Not everyone votes in New Hampshire, despite its prominence in the presidential primary season.
Richard Kipphut, 61, moved to New Hampshire in 2006 from his native Connecticut. He has yet to take advantage of voting in the first-in-the-nation primary.
A librarian at Plymouth State University, where he orders, catalogs and processes all its books, Kipphut says it's just too early to cast a vote and he doesn't like to have to declare for one of the major parties to vote in the primary.
Kipphut is an unaffiliated voter, and he usually votes for Democratic candidates — though he says he voted for Republican Richard Nixon in his first presidential election.
"I know you're supposed to say every vote matters. I don't think it's going to matter much, at least not for me," he said.
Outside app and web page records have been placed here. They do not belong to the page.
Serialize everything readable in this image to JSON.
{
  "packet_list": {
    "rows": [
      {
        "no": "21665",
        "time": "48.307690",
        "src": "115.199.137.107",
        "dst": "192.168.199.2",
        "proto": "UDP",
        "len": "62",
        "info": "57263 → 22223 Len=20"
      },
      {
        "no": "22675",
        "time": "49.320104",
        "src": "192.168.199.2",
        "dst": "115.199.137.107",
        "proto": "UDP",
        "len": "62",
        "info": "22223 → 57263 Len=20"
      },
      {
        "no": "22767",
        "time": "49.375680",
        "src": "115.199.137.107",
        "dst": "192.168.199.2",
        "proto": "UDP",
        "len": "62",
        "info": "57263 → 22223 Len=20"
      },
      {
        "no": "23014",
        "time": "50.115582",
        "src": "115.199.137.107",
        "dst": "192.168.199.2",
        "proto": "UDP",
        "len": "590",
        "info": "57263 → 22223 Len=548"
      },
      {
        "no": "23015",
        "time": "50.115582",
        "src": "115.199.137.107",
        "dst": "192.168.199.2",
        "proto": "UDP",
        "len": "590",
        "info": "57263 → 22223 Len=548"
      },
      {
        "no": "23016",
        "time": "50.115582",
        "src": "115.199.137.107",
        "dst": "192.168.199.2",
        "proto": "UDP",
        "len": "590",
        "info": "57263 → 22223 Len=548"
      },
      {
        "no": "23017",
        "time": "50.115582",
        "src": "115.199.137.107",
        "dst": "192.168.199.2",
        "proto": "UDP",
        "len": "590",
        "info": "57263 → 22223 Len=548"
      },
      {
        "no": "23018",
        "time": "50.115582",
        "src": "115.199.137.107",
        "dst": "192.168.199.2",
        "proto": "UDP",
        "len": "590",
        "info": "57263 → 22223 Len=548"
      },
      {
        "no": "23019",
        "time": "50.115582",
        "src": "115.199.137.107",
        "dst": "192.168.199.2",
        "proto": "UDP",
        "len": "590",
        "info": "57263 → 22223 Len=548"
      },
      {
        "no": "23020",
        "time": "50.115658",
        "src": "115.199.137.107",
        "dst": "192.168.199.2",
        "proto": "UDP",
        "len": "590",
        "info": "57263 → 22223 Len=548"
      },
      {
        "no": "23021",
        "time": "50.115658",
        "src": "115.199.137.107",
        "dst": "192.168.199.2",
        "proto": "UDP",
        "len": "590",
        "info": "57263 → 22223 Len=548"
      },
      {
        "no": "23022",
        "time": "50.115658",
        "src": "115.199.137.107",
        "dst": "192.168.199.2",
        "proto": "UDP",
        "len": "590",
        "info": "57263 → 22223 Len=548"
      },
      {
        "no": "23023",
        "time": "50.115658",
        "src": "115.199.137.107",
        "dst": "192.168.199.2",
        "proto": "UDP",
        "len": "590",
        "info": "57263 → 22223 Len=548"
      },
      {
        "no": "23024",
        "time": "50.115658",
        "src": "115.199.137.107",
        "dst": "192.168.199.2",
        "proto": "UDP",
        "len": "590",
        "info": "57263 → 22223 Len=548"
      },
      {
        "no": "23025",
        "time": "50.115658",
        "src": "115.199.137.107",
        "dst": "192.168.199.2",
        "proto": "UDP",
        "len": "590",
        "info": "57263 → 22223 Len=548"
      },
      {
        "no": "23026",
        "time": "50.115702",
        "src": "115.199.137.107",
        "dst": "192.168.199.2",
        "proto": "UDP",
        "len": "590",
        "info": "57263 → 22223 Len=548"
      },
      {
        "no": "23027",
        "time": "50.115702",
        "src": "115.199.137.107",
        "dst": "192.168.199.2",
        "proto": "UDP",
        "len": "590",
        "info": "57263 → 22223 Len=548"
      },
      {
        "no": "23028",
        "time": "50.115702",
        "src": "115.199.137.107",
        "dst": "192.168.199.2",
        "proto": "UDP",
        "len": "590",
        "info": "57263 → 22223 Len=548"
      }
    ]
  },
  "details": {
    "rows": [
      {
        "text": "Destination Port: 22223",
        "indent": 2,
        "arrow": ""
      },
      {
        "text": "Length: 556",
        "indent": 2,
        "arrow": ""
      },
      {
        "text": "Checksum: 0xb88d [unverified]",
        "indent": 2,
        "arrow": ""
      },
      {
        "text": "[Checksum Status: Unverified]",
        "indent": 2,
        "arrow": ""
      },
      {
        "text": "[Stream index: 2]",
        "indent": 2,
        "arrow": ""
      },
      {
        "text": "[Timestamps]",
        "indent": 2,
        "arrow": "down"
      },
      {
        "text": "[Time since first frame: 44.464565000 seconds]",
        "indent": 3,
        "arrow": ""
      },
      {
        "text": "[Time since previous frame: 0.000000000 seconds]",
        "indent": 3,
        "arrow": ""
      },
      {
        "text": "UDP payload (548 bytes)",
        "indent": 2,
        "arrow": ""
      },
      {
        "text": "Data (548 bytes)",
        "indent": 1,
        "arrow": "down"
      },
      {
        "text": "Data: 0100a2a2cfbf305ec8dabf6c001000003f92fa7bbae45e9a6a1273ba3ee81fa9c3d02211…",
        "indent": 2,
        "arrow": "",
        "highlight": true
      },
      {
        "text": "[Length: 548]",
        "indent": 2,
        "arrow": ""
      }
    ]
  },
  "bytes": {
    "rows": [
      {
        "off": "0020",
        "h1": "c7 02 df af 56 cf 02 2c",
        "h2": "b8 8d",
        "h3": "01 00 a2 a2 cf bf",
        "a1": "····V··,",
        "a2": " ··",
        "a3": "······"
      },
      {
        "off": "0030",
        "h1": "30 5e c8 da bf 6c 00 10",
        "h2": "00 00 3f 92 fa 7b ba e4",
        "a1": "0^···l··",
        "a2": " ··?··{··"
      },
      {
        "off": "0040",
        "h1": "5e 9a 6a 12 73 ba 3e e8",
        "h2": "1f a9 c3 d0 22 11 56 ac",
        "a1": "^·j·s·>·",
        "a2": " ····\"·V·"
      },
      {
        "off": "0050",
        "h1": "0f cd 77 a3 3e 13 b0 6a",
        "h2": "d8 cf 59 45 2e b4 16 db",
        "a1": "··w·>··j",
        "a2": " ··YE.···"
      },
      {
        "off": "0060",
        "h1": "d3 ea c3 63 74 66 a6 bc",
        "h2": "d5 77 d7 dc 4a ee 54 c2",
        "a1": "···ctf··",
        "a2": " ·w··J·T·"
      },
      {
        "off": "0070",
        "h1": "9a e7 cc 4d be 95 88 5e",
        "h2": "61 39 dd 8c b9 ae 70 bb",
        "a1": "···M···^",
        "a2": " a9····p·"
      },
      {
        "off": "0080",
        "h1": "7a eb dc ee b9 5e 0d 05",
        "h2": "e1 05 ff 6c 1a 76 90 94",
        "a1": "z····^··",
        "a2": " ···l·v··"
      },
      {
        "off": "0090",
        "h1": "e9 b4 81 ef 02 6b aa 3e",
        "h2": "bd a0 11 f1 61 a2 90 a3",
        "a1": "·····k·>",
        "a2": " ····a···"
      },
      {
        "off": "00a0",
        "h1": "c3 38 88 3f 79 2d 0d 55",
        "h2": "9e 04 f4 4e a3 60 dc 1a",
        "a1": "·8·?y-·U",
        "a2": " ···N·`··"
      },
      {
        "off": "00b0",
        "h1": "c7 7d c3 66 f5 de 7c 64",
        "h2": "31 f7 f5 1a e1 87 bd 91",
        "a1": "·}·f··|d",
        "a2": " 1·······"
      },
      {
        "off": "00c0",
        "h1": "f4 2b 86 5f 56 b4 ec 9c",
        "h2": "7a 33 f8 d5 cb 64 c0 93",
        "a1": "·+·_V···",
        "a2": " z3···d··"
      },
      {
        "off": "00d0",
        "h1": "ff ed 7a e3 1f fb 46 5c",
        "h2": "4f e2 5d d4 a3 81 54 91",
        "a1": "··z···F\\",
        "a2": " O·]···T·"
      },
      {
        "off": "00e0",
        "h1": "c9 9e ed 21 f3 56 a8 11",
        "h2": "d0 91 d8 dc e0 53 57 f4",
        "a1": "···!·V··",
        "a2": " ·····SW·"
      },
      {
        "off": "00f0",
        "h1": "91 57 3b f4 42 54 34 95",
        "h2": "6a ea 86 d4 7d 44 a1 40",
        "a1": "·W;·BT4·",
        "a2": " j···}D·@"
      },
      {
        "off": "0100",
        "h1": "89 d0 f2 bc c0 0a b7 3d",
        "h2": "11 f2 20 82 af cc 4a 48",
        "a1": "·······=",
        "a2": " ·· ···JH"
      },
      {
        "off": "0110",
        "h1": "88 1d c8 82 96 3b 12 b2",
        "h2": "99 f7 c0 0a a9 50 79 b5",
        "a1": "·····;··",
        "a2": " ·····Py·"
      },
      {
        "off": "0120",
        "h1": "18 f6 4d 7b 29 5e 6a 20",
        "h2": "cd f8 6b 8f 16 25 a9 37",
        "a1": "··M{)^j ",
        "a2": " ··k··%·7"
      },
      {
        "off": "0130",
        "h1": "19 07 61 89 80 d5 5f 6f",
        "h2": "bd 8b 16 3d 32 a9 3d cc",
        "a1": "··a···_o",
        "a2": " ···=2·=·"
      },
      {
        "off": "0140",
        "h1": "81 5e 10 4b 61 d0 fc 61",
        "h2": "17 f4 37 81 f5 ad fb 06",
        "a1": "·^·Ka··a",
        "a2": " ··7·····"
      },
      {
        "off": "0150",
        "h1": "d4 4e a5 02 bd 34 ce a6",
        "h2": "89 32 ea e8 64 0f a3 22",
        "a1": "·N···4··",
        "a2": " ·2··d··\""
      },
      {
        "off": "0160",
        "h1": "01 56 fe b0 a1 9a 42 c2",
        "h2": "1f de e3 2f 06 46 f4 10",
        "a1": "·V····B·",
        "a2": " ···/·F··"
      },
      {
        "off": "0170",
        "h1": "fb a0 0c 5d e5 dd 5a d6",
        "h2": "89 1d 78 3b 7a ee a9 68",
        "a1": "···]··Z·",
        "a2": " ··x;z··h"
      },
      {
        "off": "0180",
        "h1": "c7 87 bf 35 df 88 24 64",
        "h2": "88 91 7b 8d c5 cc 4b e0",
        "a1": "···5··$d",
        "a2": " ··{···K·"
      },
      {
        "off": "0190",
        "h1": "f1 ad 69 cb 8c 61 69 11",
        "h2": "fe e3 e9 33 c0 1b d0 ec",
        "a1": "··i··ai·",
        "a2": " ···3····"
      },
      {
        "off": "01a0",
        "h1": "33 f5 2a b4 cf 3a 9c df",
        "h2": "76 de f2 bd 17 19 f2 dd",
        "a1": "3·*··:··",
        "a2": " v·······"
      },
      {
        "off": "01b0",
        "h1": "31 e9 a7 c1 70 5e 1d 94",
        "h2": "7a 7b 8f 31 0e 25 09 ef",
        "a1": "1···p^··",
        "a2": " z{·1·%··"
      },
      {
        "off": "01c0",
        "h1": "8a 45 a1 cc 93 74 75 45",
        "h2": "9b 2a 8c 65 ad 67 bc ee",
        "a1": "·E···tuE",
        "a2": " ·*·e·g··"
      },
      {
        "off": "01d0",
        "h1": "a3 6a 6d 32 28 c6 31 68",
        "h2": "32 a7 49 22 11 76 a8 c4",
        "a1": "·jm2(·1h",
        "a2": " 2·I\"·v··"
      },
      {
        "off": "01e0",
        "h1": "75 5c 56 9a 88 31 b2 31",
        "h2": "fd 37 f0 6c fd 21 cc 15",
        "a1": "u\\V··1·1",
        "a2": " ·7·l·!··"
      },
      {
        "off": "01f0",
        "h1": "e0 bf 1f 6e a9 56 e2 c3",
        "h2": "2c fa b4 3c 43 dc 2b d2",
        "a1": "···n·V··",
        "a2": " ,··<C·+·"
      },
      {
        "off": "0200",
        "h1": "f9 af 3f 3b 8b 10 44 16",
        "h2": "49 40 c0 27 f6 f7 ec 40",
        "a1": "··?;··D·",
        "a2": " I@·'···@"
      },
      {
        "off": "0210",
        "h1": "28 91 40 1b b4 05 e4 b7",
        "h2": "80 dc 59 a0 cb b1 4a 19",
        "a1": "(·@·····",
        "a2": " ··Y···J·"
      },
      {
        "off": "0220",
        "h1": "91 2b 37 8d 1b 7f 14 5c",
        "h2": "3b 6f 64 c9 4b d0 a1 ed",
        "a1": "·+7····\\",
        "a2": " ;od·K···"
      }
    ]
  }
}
So he's opting out. When the barrage of commercials from the candidates pops up on TV, he puts it on mute. He's having a tougher time ignoring the ads on his social media news feed. But it will take a break after Tuesday's primary, and Kipphut will vote in the general election.
John Starer, 72, of Bedford, a Republican who owns a company that makes glue sticks, voted for Cruz.
"I think he's about the only one who could possibly get elected as a Republican. I'd like to think Trump had a chance, but no," he said.
He said Florida U.S. Sen. Marco Rubio, also vying for the GOP nomination, lacks the experience to be president. "Maybe next time around."
Starer said he made up his mind about five minutes before he voted after narrowing down his choice to Trump or Cruz.
"The most important thing is to get back to our original values. We have to have someone who can put a coalition together, someone who's closer to a Reagan Republican."
Megan Tolstenko, 33, an unaffiliated voter from Manchester, voted in the GOP primary for New Jersey Gov. Chris Christie.
"He pulled on my heartstrings," said Tolstenko, who works in the financial services industry.
She described herself as "scared out of my mind" about the Islamic State group and thinks Christie would be best able to manage the country's defenses.
"It's nice to see someone who's not forgetting about our role in the world," she said.
She met Christie last summer.
"I didn't think I was going to vote for him then. Today, I woke up this morning and something clicked," she said. "I will be honest with you — this whole season has been a struggle. I've gone back-and-forth between both political sides. At the end of the day, I need someone who has compassion and cares about the world as well as the United States. It seems like some candidates have lost sight of that, but for some reason, it just seemed like he always had that on his mind, and he talked about it in every speech. There was some integrity there, and that resonated with me."
Nicole Reitano, a 24-year-old embroiderer from Nashua, says she voted for Sanders because she likes his economic policies and the fact that he supports abortion rights.
"I felt like he was the most honest," Reitano said. "He's had the same views forever, and he's never budged. That makes me feel confident in him."
An independent who voted for President Obama in 2012, she briefly considered voting for Clinton.
"She seems to flip flop a little bit, but if she ended up winning instead of Bernie, I would be OK with that. Anybody but Trump is good for me. Pretty much."